These smoky, creamy-in-the-center eggs are topped with spoonfuls of caviar—a luxurious combination of flavors and textures. IN shanghai, this dish is prepared with Chinese duck eggs that containing a red yolk; they're unavailable in the U.S. Regular duck eggs make a fine substitute.
- 4 duck eggs
- 1 tsp. salt
- 1⁄4 cup black tea leaves
- 1 Tbsp. long-grain rice
- 2 Tbsp. flour
- 1 Tbsp. sugar
- Pinch of five-spice powder
- 9 shiso leaves, 1 julienned
- 4 tsp. caviar, such as sevruga or osetra
Put the eggs into a small pot, cover with water, and bring to a boil over high heat. Add salt, reduce heat to low, and simmer, covered, for 1 minute. Remove the pot from the heat and let sit, covered, to gently cook the eggs for 2 minutes. Immediately transfer eggs to a large bowl of ice water and let chill for 10 minutes. Drain. Gently crack and peel the eggs. Pat the eggs dry.
Put the tea, rice, and 1⁄4 cup water into a small bowl and let soak for 3 minutes. Drain the tea mixture in a fine sieve, shaking out any excess water. Line a large flat-bottomed wok and its lid with heavy-duty aluminum foil, pressing the foil against the bottom. Spread the tea mixture in the bottom of the wok, sprinkle the flour, sugar, and five-spice powder over the top, and place a small metal heatproof rack over the mixture. Place the eggs on rack spaced 2" apart.
Open your windows and turn on the exhaust fan.
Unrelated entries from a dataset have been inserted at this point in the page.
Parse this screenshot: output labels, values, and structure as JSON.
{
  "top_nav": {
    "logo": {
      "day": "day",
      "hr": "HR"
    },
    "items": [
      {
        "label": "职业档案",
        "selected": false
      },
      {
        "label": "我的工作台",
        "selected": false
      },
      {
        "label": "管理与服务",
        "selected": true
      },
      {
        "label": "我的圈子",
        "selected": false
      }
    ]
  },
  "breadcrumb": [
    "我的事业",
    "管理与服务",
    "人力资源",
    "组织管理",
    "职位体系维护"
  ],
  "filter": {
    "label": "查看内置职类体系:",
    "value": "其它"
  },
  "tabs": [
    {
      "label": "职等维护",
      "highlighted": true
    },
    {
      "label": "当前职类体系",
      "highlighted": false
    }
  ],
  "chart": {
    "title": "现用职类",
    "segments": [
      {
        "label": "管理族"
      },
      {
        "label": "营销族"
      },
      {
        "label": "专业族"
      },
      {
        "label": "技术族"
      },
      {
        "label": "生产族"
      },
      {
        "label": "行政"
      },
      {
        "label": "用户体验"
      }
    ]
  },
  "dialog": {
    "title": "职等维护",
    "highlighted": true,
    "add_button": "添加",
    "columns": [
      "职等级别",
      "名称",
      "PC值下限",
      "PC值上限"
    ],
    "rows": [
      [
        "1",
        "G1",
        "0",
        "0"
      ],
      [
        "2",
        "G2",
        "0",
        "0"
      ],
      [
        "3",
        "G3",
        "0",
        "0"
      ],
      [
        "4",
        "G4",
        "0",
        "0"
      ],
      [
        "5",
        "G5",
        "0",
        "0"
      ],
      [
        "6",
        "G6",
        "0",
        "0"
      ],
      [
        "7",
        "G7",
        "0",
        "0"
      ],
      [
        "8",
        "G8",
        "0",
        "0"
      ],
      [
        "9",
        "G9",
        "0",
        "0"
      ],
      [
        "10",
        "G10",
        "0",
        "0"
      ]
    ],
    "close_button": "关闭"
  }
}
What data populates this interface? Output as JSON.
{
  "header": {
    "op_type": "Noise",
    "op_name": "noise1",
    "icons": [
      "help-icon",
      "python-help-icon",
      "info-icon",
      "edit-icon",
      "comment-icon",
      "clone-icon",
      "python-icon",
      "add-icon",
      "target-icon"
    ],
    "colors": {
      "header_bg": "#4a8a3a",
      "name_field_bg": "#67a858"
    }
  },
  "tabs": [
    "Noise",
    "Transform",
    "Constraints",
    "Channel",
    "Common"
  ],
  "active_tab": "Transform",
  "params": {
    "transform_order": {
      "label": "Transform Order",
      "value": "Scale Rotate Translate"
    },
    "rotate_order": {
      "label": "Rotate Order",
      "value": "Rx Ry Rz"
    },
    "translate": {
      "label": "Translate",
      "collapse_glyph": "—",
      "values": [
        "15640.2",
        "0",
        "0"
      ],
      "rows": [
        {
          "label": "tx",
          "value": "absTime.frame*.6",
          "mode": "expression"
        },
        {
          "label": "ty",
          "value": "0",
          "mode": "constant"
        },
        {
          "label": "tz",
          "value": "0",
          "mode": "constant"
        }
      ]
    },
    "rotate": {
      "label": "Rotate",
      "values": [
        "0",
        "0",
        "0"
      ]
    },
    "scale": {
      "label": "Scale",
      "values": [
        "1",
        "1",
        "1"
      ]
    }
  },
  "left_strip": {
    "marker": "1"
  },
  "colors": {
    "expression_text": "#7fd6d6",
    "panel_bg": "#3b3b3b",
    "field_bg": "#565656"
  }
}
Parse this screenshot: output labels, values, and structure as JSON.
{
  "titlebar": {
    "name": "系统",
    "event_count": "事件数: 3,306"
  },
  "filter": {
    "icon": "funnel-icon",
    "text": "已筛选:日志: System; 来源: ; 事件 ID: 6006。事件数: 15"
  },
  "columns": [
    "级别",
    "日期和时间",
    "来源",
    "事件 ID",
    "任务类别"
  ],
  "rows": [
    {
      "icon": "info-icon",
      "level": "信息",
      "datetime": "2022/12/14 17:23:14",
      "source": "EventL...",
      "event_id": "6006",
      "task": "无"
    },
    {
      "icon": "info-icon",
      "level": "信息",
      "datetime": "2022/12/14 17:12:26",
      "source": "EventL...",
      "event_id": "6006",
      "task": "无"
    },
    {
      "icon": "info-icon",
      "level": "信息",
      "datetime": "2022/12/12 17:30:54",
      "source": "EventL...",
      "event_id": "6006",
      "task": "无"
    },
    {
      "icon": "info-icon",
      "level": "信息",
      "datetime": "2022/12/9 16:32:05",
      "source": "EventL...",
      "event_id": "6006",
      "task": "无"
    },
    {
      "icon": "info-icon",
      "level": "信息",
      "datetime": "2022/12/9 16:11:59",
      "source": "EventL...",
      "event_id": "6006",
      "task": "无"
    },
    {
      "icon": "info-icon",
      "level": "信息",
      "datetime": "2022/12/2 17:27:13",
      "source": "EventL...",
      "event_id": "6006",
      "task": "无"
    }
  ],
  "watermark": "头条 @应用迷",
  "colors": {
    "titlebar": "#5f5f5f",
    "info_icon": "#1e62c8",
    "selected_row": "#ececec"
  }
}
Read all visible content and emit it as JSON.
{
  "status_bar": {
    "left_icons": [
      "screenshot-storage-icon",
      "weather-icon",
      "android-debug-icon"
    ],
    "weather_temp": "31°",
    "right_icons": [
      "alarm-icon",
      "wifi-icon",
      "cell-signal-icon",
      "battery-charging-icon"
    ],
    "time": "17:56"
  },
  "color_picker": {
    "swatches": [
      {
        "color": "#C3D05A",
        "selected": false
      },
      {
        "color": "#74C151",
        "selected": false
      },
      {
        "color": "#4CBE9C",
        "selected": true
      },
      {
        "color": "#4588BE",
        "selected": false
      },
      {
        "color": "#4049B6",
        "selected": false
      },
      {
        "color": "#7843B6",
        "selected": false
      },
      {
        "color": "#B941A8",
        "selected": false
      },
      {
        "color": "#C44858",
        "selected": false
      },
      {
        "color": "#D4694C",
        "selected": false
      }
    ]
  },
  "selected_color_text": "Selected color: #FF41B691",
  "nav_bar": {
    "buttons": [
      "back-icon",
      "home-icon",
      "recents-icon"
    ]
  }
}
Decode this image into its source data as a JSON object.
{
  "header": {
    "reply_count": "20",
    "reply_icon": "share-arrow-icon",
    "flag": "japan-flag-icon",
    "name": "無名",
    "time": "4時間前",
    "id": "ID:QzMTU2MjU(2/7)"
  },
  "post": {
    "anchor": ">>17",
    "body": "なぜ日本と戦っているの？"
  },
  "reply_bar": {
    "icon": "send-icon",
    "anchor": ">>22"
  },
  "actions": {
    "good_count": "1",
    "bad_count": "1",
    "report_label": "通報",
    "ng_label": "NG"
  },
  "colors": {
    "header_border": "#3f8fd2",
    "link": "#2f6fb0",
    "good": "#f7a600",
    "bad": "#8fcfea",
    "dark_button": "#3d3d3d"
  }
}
Heat the wok over high heat until the tea mixture begins to smoke, 2 1⁄2–3 minutes. Cover tightly with the lid and continue to smoke until eggs are tinged golden yellow, 5–6 minutes. Remove from the heat and transfer eggs to a clean work surface. (Cool and discard the tea mixture.) Slice the eggs in half lengthwise and place each half atop a whole shiso leaf on a platter. Garnish the yolk of each egg with a dollop of caviar and a little of the julienned shiso leaf. Serve promptly.